◆ **ENTRIES PROVIDED**:
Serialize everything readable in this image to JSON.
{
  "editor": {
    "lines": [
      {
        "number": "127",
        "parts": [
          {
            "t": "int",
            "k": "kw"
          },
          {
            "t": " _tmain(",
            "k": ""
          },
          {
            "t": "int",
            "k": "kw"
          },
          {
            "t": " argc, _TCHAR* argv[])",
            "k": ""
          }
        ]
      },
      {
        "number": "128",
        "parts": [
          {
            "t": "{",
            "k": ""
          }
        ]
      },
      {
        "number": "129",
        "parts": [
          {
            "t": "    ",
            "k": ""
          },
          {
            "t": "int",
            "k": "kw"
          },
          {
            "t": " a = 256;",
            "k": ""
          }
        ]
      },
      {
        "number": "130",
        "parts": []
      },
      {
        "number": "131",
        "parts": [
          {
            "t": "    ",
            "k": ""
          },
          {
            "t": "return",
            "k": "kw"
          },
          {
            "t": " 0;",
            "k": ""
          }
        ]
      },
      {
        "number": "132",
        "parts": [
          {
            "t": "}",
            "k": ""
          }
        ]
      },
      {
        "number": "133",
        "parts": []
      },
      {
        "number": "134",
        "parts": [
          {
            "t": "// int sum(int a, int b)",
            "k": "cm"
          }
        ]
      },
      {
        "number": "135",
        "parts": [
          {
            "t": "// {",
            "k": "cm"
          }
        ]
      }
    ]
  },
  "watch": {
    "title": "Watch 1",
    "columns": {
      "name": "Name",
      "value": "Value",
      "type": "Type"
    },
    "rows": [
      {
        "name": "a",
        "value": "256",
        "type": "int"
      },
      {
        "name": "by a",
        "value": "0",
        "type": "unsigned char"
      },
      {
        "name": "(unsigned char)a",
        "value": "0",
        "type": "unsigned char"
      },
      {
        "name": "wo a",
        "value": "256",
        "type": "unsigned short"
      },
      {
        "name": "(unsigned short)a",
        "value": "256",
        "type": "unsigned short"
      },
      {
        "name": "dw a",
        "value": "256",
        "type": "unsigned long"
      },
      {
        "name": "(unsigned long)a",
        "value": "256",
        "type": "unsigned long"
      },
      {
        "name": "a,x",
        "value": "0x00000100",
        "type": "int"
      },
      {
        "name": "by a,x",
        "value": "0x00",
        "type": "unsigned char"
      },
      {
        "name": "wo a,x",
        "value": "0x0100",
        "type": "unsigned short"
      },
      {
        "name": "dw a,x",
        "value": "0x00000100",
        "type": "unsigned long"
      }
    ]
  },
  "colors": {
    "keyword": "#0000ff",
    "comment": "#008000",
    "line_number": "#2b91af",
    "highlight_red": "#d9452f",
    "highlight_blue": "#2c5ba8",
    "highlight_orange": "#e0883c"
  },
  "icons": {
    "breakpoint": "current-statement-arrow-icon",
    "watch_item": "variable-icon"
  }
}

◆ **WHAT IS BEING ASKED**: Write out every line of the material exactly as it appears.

◆ **SOLVED PROBLEM**:
Serialize everything readable in this image to JSON.
{
  "editor": {
    "lines": [
      {
        "number": "127",
        "parts": [
          {
            "t": "int",
            "k": "kw"
          },
          {
            "t": " _tmain(",
            "k": ""
          },
          {
            "t": "int",
            "k": "kw"
          },
          {
            "t": " argc, _TCHAR* argv[])",
            "k": ""
          }
        ]
      },
      {
        "number": "128",
        "parts": [
          {
            "t": "{",
            "k": ""
          }
        ]
      },
      {
        "number": "129",
        "parts": [
          {
            "t": "    ",
            "k": ""
          },
          {
            "t": "int",
            "k": "kw"
          },
          {
            "t": " a = 256;",
            "k": ""
          }
        ]
      },
      {
        "number": "130",
        "parts": []
      },
      {
        "number": "131",
        "parts": [
          {
            "t": "    ",
            "k": ""
          },
          {
            "t": "return",
            "k": "kw"
          },
          {
            "t": " 0;",
            "k": ""
          }
        ]
      },
      {
        "number": "132",
        "parts": [
          {
            "t": "}",
            "k": ""
          }
        ]
      },
      {
        "number": "133",
        "parts": []
      },
      {
        "number": "134",
        "parts": [
          {
            "t": "// int sum(int a, int b)",
            "k": "cm"
          }
        ]
      },
      {
        "number": "135",
        "parts": [
          {
            "t": "// {",
            "k": "cm"
          }
        ]
      }
    ]
  },
  "watch": {
    "title": "Watch 1",
    "columns": {
      "name": "Name",
      "value": "Value",
      "type": "Type"
    },
    "rows": [
      {
        "name": "a",
        "value": "256",
        "type": "int"
      },
      {
        "name": "by a",
        "value": "0",
        "type": "unsigned char"
      },
      {
        "name": "(unsigned char)a",
        "value": "0",
        "type": "unsigned char"
      },
      {
        "name": "wo a",
        "value": "256",
        "type": "unsigned short"
      },
      {
        "name": "(unsigned short)a",
        "value": "256",
        "type": "unsigned short"
      },
      {
        "name": "dw a",
        "value": "256",
        "type": "unsigned long"
      },
      {
        "name": "(unsigned long)a",
        "value": "256",
        "type": "unsigned long"
      },
      {
        "name": "a,x",
        "value": "0x00000100",
        "type": "int"
      },
      {
        "name": "by a,x",
        "value": "0x00",
        "type": "unsigned char"
      },
      {
        "name": "wo a,x",
        "value": "0x0100",
        "type": "unsigned short"
      },
      {
        "name": "dw a,x",
        "value": "0x00000100",
        "type": "unsigned long"
      }
    ]
  },
  "colors": {
    "keyword": "#0000ff",
    "comment": "#008000",
    "line_number": "#2b91af",
    "highlight_red": "#d9452f",
    "highlight_blue": "#2c5ba8",
    "highlight_orange": "#e0883c"
  },
  "icons": {
    "breakpoint": "current-statement-arrow-icon",
    "watch_item": "variable-icon"
  }
}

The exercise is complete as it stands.